• [What this task involves]:
Check each line of the entries below for the word "legend" and state only how many lines have it.
——————————
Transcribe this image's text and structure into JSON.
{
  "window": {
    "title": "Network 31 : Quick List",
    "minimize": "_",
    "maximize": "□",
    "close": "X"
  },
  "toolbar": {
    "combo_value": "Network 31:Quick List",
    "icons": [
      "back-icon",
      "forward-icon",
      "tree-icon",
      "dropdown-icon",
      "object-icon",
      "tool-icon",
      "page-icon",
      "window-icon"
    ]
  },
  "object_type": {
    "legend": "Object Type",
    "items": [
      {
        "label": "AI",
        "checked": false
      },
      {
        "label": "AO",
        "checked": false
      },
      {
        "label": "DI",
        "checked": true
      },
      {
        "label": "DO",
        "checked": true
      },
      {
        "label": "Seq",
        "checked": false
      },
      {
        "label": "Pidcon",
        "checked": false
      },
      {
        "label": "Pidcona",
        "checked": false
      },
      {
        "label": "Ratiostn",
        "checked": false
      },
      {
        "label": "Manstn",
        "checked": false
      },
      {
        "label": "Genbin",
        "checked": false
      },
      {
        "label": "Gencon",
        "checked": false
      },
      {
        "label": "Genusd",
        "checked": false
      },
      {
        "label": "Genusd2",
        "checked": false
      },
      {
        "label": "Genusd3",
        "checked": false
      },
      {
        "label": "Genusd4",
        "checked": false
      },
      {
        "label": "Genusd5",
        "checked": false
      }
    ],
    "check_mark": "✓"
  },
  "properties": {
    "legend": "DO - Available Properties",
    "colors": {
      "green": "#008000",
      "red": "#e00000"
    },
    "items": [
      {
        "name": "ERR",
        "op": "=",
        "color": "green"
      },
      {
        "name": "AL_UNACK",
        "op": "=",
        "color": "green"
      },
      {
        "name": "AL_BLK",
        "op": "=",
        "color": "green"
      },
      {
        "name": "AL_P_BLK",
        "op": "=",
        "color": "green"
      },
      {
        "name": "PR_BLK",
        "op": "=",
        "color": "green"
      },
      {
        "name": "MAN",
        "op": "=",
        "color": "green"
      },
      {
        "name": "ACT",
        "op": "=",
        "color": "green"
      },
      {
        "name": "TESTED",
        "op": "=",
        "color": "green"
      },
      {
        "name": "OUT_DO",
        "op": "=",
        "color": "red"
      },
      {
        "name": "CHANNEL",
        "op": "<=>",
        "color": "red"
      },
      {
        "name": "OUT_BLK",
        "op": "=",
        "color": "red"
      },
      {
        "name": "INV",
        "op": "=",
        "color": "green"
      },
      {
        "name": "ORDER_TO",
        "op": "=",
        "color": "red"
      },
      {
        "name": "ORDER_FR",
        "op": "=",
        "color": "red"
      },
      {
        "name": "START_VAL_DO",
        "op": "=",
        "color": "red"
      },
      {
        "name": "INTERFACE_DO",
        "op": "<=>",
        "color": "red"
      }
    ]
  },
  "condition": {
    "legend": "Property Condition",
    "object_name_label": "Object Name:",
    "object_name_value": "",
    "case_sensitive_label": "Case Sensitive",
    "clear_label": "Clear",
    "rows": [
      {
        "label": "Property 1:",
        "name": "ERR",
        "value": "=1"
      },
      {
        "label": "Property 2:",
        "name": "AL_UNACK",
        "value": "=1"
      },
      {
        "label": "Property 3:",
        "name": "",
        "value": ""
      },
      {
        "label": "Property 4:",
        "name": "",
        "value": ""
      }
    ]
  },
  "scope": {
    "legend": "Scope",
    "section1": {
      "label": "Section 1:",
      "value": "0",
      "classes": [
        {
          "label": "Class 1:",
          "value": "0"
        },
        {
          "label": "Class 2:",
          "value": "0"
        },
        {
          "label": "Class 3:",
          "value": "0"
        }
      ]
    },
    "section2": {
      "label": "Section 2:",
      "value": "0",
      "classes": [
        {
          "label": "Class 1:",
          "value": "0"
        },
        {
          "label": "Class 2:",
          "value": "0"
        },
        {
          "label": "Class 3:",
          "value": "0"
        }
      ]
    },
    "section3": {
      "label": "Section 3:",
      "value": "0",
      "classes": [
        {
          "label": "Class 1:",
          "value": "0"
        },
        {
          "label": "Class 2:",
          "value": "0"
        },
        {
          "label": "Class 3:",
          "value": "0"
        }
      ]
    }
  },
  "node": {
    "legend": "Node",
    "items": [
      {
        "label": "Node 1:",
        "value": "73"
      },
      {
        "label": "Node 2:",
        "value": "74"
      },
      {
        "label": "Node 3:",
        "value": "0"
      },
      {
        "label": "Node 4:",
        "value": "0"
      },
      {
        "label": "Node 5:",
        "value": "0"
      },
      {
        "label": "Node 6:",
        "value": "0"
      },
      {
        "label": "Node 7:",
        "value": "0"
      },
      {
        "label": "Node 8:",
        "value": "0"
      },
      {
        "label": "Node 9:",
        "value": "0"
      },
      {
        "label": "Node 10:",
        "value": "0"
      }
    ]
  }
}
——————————
• [Answer section]:
5